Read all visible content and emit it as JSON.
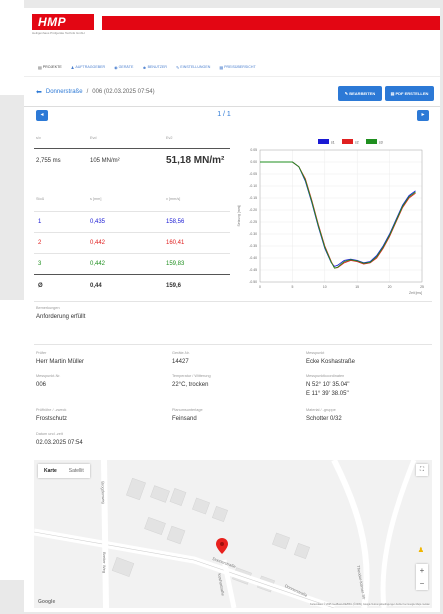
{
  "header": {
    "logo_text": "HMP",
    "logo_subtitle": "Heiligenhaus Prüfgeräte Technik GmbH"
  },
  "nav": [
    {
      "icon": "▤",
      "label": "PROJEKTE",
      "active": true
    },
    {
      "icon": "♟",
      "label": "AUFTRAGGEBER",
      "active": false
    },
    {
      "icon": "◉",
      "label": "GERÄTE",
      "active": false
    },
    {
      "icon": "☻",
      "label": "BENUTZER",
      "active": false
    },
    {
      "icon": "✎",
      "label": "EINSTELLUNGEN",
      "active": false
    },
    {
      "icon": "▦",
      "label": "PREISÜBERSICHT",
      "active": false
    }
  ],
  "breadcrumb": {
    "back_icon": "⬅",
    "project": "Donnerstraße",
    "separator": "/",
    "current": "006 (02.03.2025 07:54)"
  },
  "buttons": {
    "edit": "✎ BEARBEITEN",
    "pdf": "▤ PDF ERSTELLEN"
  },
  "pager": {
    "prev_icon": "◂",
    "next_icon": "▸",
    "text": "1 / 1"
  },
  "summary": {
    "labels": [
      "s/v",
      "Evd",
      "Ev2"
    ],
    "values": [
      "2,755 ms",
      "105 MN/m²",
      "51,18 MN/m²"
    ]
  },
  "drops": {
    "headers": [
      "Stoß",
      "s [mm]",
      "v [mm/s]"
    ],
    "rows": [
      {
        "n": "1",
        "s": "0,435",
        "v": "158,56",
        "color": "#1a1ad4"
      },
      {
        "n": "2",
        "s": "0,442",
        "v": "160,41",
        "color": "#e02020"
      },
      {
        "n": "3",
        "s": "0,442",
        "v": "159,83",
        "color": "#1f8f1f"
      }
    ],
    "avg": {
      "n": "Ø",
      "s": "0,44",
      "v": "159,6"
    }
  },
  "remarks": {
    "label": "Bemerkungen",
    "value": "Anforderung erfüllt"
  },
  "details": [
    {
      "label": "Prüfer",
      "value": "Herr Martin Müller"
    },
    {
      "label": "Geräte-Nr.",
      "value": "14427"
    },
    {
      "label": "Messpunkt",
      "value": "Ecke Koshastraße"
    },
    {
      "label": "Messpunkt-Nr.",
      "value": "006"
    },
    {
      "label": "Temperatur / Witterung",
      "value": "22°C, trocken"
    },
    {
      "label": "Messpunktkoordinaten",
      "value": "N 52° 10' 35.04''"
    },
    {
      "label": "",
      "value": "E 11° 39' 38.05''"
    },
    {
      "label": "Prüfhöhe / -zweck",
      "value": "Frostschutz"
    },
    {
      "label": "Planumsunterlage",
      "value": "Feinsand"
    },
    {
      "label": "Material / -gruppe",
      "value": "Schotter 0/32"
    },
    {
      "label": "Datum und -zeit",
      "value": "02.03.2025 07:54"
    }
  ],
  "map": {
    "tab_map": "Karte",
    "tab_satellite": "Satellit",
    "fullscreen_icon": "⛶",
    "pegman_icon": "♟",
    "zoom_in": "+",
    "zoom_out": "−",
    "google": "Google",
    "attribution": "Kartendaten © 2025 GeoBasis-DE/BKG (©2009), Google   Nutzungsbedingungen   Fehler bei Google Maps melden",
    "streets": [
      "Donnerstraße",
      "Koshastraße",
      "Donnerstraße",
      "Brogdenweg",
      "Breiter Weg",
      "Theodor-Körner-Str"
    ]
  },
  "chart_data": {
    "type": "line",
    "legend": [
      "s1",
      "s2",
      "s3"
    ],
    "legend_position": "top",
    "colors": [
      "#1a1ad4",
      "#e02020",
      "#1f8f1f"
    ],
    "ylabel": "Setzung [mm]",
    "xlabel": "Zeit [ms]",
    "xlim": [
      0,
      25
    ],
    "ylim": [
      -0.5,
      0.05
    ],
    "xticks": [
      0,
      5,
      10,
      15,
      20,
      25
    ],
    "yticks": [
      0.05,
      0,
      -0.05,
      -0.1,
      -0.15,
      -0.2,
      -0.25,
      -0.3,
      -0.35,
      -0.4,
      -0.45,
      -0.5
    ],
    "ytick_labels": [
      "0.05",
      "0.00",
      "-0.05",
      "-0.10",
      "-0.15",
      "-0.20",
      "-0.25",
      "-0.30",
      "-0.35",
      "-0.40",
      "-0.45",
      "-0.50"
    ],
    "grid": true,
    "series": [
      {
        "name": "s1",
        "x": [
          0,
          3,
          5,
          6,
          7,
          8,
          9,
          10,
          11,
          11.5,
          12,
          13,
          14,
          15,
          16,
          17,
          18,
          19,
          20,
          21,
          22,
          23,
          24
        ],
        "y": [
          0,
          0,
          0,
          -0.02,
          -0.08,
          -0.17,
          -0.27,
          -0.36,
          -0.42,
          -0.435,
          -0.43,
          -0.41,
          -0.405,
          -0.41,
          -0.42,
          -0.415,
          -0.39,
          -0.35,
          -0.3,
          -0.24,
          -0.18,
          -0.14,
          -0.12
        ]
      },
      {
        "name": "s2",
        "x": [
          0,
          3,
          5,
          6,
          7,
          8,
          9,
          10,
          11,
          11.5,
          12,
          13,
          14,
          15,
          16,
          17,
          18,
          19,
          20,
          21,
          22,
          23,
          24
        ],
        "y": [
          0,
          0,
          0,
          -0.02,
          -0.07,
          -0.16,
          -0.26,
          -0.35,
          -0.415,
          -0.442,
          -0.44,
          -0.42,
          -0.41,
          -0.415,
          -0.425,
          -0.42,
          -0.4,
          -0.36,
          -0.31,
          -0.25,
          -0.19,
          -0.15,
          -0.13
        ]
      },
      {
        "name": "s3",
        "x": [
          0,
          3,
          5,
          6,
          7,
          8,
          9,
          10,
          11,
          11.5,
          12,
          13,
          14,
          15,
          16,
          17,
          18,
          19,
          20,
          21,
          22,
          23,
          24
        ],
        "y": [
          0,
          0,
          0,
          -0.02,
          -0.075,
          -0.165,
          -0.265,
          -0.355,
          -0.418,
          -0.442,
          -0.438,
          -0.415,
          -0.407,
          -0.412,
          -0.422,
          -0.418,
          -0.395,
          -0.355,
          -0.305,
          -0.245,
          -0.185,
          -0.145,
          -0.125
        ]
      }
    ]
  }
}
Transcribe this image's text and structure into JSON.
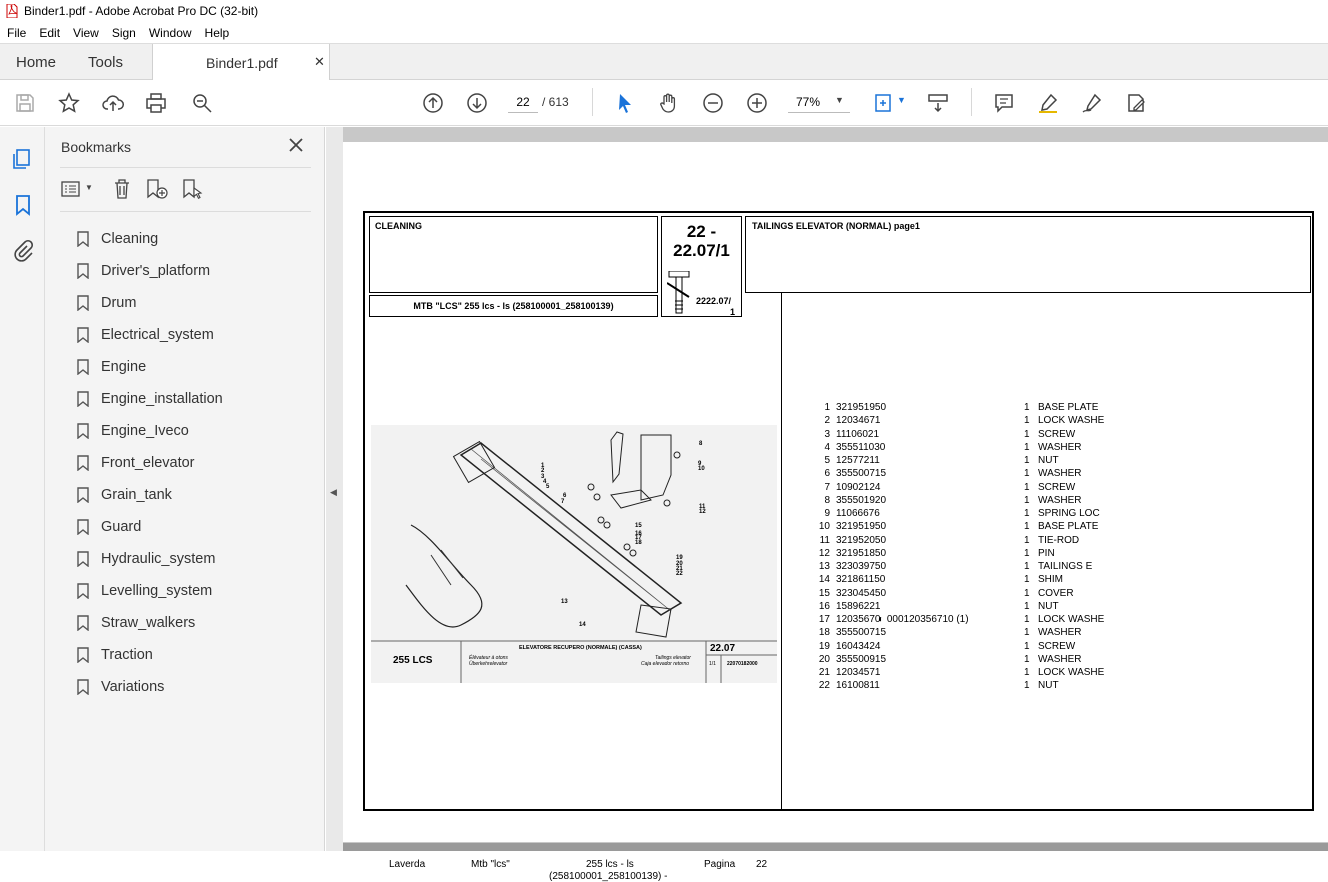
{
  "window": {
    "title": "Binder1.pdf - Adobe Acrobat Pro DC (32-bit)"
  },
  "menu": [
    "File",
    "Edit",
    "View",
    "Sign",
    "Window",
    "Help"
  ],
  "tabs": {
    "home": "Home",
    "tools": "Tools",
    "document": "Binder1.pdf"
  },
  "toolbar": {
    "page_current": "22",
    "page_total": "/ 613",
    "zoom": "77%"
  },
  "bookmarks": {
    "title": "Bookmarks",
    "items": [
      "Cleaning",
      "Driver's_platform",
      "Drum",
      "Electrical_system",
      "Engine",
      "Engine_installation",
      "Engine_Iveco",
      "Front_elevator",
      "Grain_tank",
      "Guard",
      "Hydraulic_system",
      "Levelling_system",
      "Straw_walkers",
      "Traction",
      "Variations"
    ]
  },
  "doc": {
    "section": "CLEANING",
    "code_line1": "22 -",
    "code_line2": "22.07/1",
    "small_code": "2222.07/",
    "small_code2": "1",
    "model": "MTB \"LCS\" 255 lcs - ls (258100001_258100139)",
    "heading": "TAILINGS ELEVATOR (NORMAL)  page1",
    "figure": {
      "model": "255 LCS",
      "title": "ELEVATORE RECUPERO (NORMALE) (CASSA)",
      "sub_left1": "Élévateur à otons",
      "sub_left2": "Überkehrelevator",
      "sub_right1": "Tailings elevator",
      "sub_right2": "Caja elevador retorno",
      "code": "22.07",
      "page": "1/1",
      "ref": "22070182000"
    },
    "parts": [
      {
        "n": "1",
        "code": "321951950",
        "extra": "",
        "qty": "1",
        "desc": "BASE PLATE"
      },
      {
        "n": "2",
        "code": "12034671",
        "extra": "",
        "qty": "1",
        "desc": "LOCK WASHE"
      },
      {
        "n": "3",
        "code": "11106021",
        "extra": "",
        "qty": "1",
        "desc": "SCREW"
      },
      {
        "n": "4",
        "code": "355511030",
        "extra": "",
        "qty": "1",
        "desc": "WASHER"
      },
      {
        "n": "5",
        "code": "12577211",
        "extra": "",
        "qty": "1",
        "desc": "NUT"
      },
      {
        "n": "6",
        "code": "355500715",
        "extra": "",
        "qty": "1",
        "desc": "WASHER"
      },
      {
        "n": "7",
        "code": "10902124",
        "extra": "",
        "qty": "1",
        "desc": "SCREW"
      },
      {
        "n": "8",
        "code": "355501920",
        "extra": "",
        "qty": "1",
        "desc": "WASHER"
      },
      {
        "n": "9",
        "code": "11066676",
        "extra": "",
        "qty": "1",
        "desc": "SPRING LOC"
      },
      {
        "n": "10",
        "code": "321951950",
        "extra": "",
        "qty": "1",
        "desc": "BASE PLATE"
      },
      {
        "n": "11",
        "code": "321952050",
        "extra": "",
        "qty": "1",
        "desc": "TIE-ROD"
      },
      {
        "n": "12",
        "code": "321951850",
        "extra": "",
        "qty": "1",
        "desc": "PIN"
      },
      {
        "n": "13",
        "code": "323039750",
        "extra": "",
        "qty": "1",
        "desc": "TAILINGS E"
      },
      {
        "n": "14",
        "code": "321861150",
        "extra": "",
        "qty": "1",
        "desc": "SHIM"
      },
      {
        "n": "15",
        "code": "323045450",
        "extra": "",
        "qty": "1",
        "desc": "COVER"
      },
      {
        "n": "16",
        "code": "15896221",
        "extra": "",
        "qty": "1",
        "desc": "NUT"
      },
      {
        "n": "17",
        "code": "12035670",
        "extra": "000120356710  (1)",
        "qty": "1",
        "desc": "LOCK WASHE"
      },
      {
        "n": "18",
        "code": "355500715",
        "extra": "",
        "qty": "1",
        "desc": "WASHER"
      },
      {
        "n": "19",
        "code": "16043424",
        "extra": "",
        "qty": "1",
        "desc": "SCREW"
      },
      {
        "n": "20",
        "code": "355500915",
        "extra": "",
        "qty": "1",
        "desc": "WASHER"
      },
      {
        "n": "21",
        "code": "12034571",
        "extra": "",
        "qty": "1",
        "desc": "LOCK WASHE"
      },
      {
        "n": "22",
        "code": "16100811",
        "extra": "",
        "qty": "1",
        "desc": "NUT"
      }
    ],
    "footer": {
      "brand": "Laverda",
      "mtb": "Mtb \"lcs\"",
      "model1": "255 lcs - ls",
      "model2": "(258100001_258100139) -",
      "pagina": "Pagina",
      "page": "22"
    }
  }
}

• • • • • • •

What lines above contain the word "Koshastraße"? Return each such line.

> Response to the exercise:
      "value": "Ecke Koshastraße"
      "Koshastraße",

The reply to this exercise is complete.